=== Section Start ===
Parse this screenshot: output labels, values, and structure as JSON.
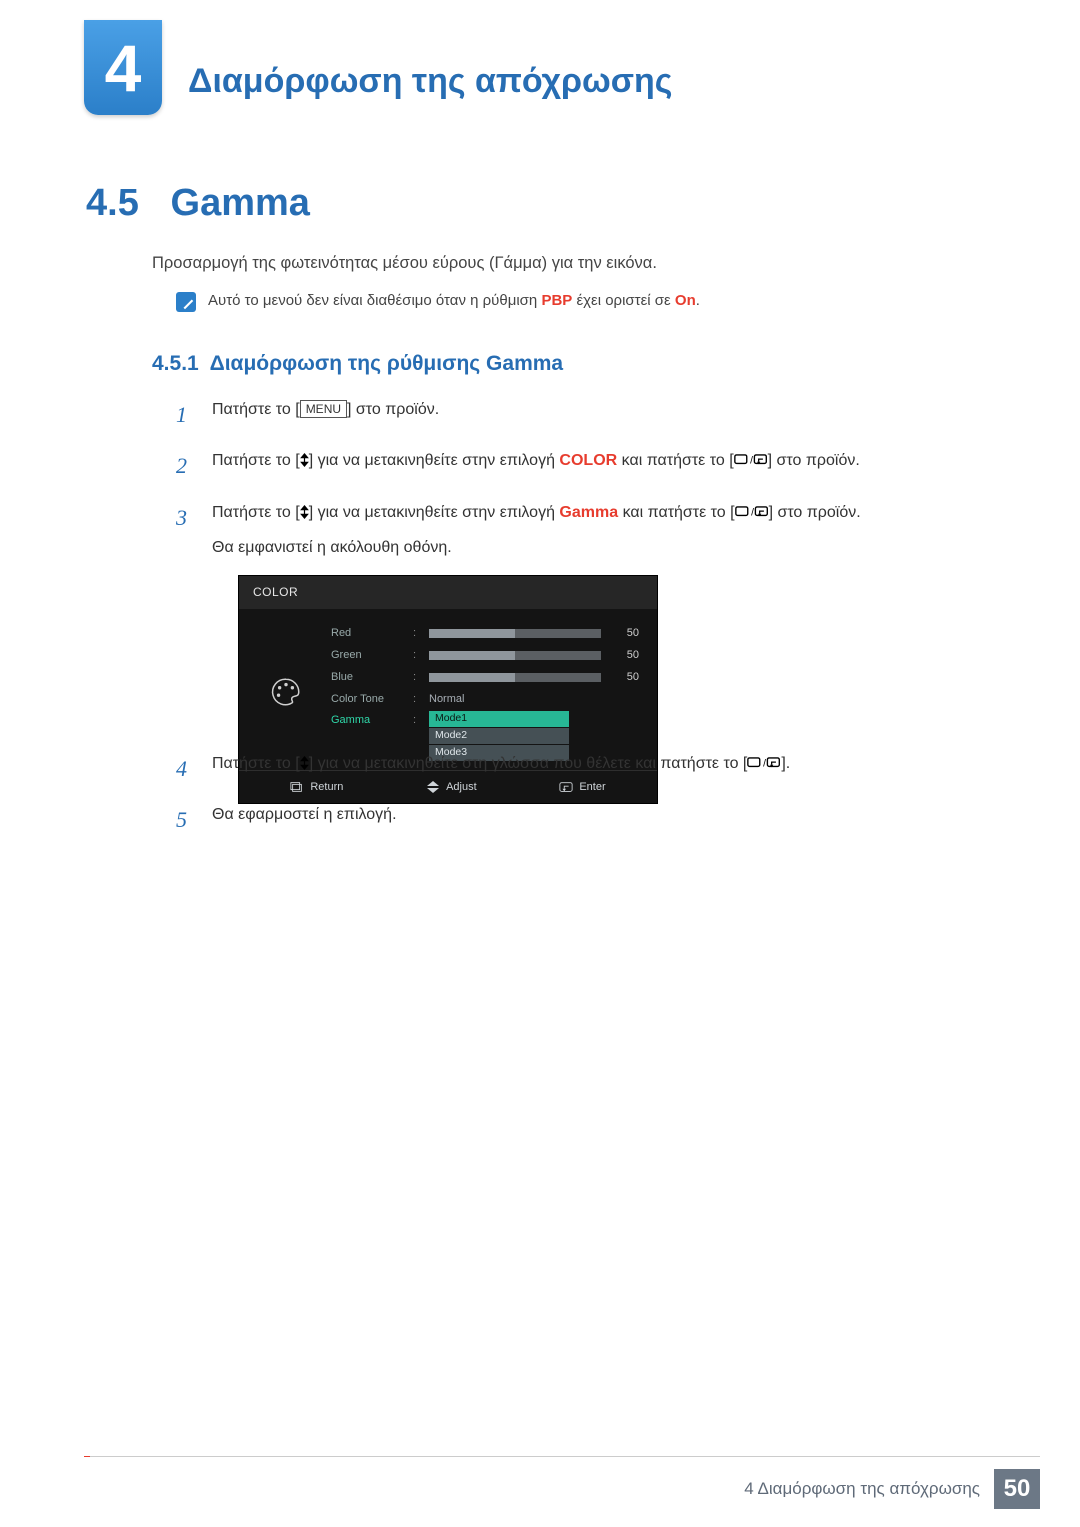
{
  "chapter": {
    "number": "4",
    "title": "Διαμόρφωση της απόχρωσης"
  },
  "section": {
    "number": "4.5",
    "title": "Gamma"
  },
  "intro": "Προσαρμογή της φωτεινότητας μέσου εύρους (Γάμμα) για την εικόνα.",
  "note": {
    "pre": "Αυτό το μενού δεν είναι διαθέσιμο όταν η ρύθμιση ",
    "pbp": "PBP",
    "mid": " έχει οριστεί σε ",
    "on": "On",
    "post": "."
  },
  "subsection": {
    "number": "4.5.1",
    "title": "Διαμόρφωση της ρύθμισης Gamma"
  },
  "buttons": {
    "menu": "MENU"
  },
  "steps": {
    "s1": {
      "num": "1",
      "a": "Πατήστε το [",
      "b": "] στο προϊόν."
    },
    "s2": {
      "num": "2",
      "a": "Πατήστε το [",
      "b": "] για να μετακινηθείτε στην επιλογή ",
      "kw": "COLOR",
      "c": " και πατήστε το [",
      "d": "] στο προϊόν."
    },
    "s3": {
      "num": "3",
      "a": "Πατήστε το [",
      "b": "] για να μετακινηθείτε στην επιλογή ",
      "kw": "Gamma",
      "c": " και πατήστε το [",
      "d": "] στο προϊόν.",
      "e": "Θα εμφανιστεί η ακόλουθη οθόνη."
    },
    "s4": {
      "num": "4",
      "a": "Πατήστε το [",
      "b": "] για να μετακινηθείτε στη γλώσσα που θέλετε και πατήστε το [",
      "c": "]."
    },
    "s5": {
      "num": "5",
      "a": "Θα εφαρμοστεί η επιλογή."
    }
  },
  "osd": {
    "title": "COLOR",
    "rows": {
      "red": {
        "label": "Red",
        "value": "50"
      },
      "green": {
        "label": "Green",
        "value": "50"
      },
      "blue": {
        "label": "Blue",
        "value": "50"
      },
      "colortone": {
        "label": "Color Tone",
        "value": "Normal"
      },
      "gamma": {
        "label": "Gamma",
        "modes": [
          "Mode1",
          "Mode2",
          "Mode3"
        ],
        "selected": "Mode1"
      }
    },
    "footer": {
      "return": "Return",
      "adjust": "Adjust",
      "enter": "Enter"
    }
  },
  "footer": {
    "text": "4 Διαμόρφωση της απόχρωσης",
    "page": "50"
  }
}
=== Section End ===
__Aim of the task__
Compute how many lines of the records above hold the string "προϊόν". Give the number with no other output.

__Output__
3